The New York Law Journal

Erika C. Collins and Ryan H. Hutzler, attorneys in the Employment, Labor & Workforce Management practice, co-authored an article in The New York Law Journal, titled “COVID-19’s Effect on the Dynamic Workplace Safety-Employee Privacy Relationship.” (Read the full version - subscription required.)

Following is an excerpt:

Over the past several weeks, some local governments around the globe have begun slowly to initiate progressive measures to revise and even rescind COVID-19 emergency legislation, orders and lockdowns. These governments now are grappling with workplace-specific issues.  As such, employers must determine how to maintain their duty of care to all employees and to protect employees’ health and safety, while safeguarding employees’ privacy.

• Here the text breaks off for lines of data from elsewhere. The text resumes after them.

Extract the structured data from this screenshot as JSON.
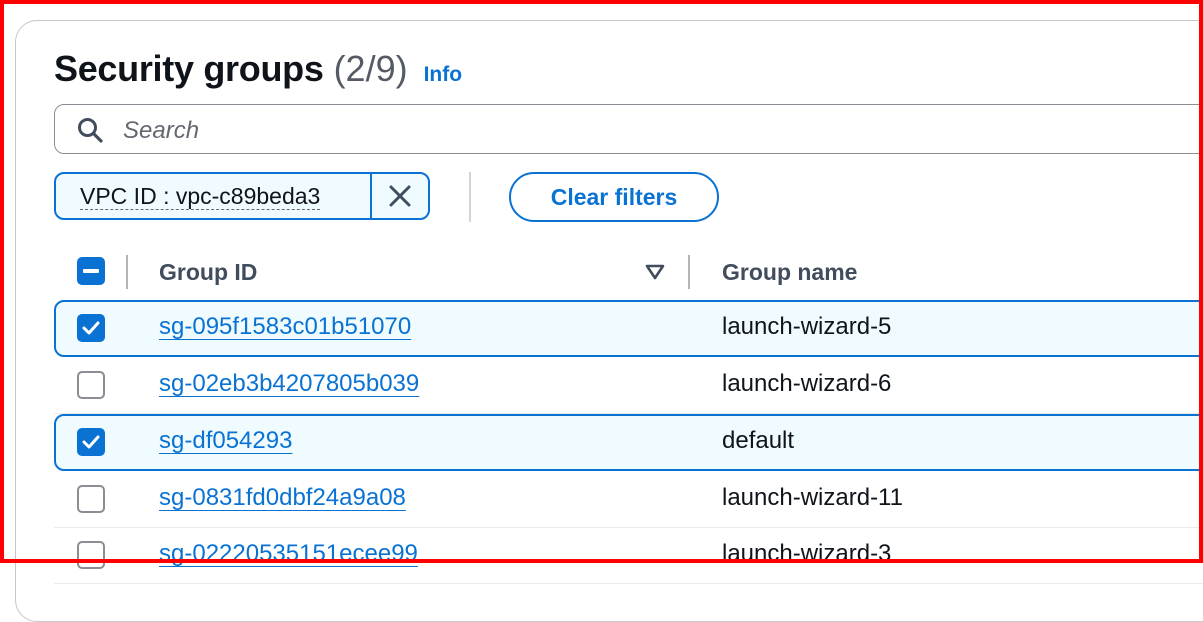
{
  "header": {
    "title": "Security groups",
    "count": "(2/9)",
    "info_label": "Info"
  },
  "search": {
    "placeholder": "Search",
    "value": ""
  },
  "filters": {
    "token_label": "VPC ID : vpc-c89beda3",
    "clear_label": "Clear filters"
  },
  "table": {
    "columns": [
      "Group ID",
      "Group name"
    ],
    "sort_icon": "caret-down-icon",
    "rows": [
      {
        "id": "sg-095f1583c01b51070",
        "name": "launch-wizard-5",
        "checked": true
      },
      {
        "id": "sg-02eb3b4207805b039",
        "name": "launch-wizard-6",
        "checked": false
      },
      {
        "id": "sg-df054293",
        "name": "default",
        "checked": true
      },
      {
        "id": "sg-0831fd0dbf24a9a08",
        "name": "launch-wizard-11",
        "checked": false
      },
      {
        "id": "sg-02220535151ecee99",
        "name": "launch-wizard-3",
        "checked": false
      }
    ]
  },
  "colors": {
    "accent": "#0972d3",
    "selected_bg": "#f0fbff",
    "frame": "#ff0000"
  }
}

This inevitable and inherent tension underlies the discussion surrounding several workplace issues, including COVID-19 testing, taking temperatures, requiring face coverings and disclosing COVID-19 exposure in employee return to work questionnaires. The below analysis highlights some general themes and practices before providing some country-specific information.  Note, however, that this is intended as a high-level overview of the applicable legal issues in certain jurisdictions, and this country-specific information likely is not sufficiently comprehensive or exhaustive to address fact-intensive inquiries and concerns.

COVID-19 Testing

Assuming that COVID-19 tests are available and can produce accurate results quickly, certain countries, including Australia and Brazil, allow employers to require employees to submit to COVID-19 tests. In such countries, the principle of protecting employees’ health is paramount in relation to employee privacy concerns. Employers, however, may be required to support such a request with a lawful and reasonable purpose. For example, employers must comply with privacy laws when requiring COVID-19 testing of employees and failure to do so may render such requests unlawful.  In addition, prior to requiring a COVID-19 test, employees may have to show or report COVID-19 symptoms.  Many countries also require employers to obtain employee consent in a certain form prior to mandating COVID-19 testing. For example, in Luxembourg, Thailand and the United Kingdom, employee consent should be obtained in writing.  That said, some countries, including France and Germany, among others, do not allow employers to require COVID-19 testing of employees because, for example, nasal swabs are invasive and employers unlikely are able to justify that such a test is necessary and proportionate, except in very exceptional cases, employers are not allowed to require employees to submit to any type of health check and employers cannot process any medical data of employees.  Some other countries, including the Netherlands and Singapore, do not allow employers to require COVID-19 testing, and instead only company doctors or medical professionals may assess whether employees should take a COVID-19 test.